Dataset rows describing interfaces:
______

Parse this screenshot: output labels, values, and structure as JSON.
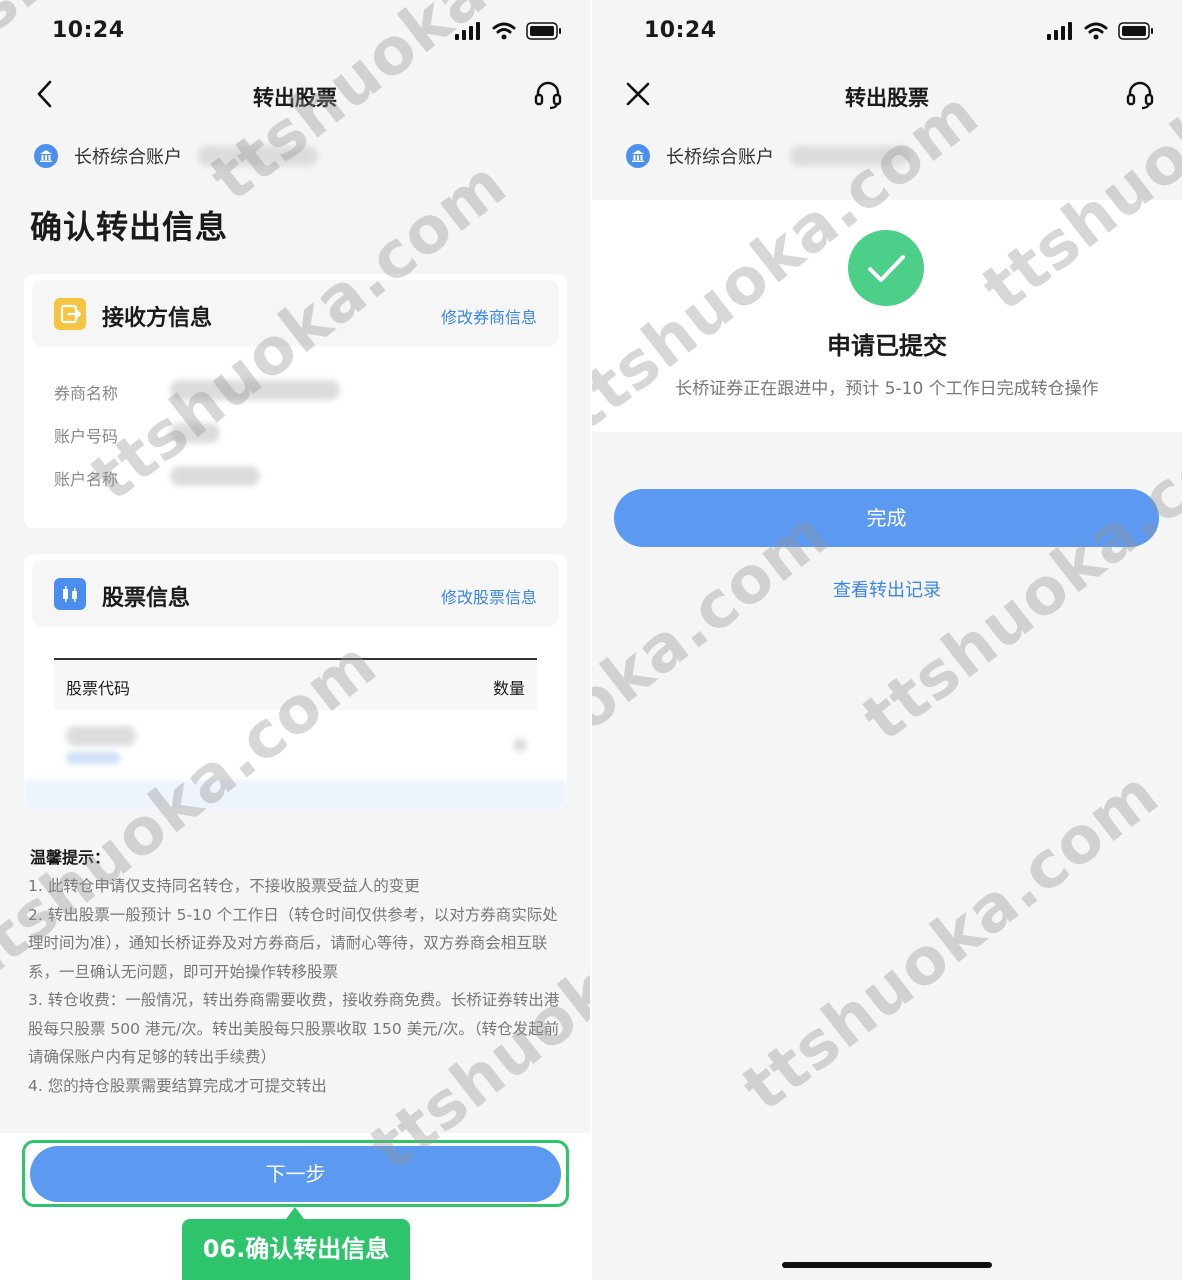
{
  "left_screen": {
    "status_bar": {
      "time": "10:24"
    },
    "nav": {
      "title": "转出股票"
    },
    "account": {
      "label": "长桥综合账户"
    },
    "heading": "确认转出信息",
    "receiver_card": {
      "title": "接收方信息",
      "edit_link": "修改券商信息",
      "fields": [
        {
          "label": "券商名称"
        },
        {
          "label": "账户号码"
        },
        {
          "label": "账户名称"
        }
      ]
    },
    "stock_card": {
      "title": "股票信息",
      "edit_link": "修改股票信息",
      "table": {
        "col_code": "股票代码",
        "col_qty": "数量"
      }
    },
    "tips": {
      "title": "温馨提示：",
      "items": [
        "1. 此转仓申请仅支持同名转仓，不接收股票受益人的变更",
        "2. 转出股票一般预计 5-10 个工作日（转仓时间仅供参考，以对方券商实际处理时间为准），通知长桥证券及对方券商后，请耐心等待，双方券商会相互联系，一旦确认无问题，即可开始操作转移股票",
        "3. 转仓收费：一般情况，转出券商需要收费，接收券商免费。长桥证券转出港股每只股票 500 港元/次。转出美股每只股票收取 150 美元/次。（转仓发起前请确保账户内有足够的转出手续费）",
        "4. 您的持仓股票需要结算完成才可提交转出"
      ]
    },
    "next_button": "下一步",
    "callout": "06.确认转出信息"
  },
  "right_screen": {
    "status_bar": {
      "time": "10:24"
    },
    "nav": {
      "title": "转出股票"
    },
    "account": {
      "label": "长桥综合账户"
    },
    "success": {
      "title": "申请已提交",
      "subtitle": "长桥证券正在跟进中，预计 5-10 个工作日完成转仓操作"
    },
    "done_button": "完成",
    "record_link": "查看转出记录"
  },
  "watermark_text": "ttshuoka.com",
  "icons": {
    "back": "chevron-left-icon",
    "close": "close-icon",
    "support": "headset-icon",
    "bank": "bank-icon",
    "receiver": "transfer-out-icon",
    "stock": "candlestick-icon",
    "success": "check-icon"
  },
  "colors": {
    "accent_blue": "#5b9af0",
    "link_blue": "#3b86e6",
    "success_green": "#4ccf88",
    "callout_green": "#2ec46b",
    "receiver_icon": "#f5c542",
    "background": "#f5f5f5"
  }
}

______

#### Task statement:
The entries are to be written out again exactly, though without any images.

#### Answer space:
Parse this screenshot: output labels, values, and structure as JSON.
{
  "left_screen": {
    "status_bar": {
      "time": "10:24"
    },
    "nav": {
      "title": "转出股票"
    },
    "account": {
      "label": "长桥综合账户"
    },
    "heading": "确认转出信息",
    "receiver_card": {
      "title": "接收方信息",
      "edit_link": "修改券商信息",
      "fields": [
        {
          "label": "券商名称"
        },
        {
          "label": "账户号码"
        },
        {
          "label": "账户名称"
        }
      ]
    },
    "stock_card": {
      "title": "股票信息",
      "edit_link": "修改股票信息",
      "table": {
        "col_code": "股票代码",
        "col_qty": "数量"
      }
    },
    "tips": {
      "title": "温馨提示：",
      "items": [
        "1. 此转仓申请仅支持同名转仓，不接收股票受益人的变更",
        "2. 转出股票一般预计 5-10 个工作日（转仓时间仅供参考，以对方券商实际处理时间为准），通知长桥证券及对方券商后，请耐心等待，双方券商会相互联系，一旦确认无问题，即可开始操作转移股票",
        "3. 转仓收费：一般情况，转出券商需要收费，接收券商免费。长桥证券转出港股每只股票 500 港元/次。转出美股每只股票收取 150 美元/次。（转仓发起前请确保账户内有足够的转出手续费）",
        "4. 您的持仓股票需要结算完成才可提交转出"
      ]
    },
    "next_button": "下一步",
    "callout": "06.确认转出信息"
  },
  "right_screen": {
    "status_bar": {
      "time": "10:24"
    },
    "nav": {
      "title": "转出股票"
    },
    "account": {
      "label": "长桥综合账户"
    },
    "success": {
      "title": "申请已提交",
      "subtitle": "长桥证券正在跟进中，预计 5-10 个工作日完成转仓操作"
    },
    "done_button": "完成",
    "record_link": "查看转出记录"
  },
  "watermark_text": "ttshuoka.com",
  "icons": {
    "back": "chevron-left-icon",
    "close": "close-icon",
    "support": "headset-icon",
    "bank": "bank-icon",
    "receiver": "transfer-out-icon",
    "stock": "candlestick-icon",
    "success": "check-icon"
  },
  "colors": {
    "accent_blue": "#5b9af0",
    "link_blue": "#3b86e6",
    "success_green": "#4ccf88",
    "callout_green": "#2ec46b",
    "receiver_icon": "#f5c542",
    "background": "#f5f5f5"
  }
}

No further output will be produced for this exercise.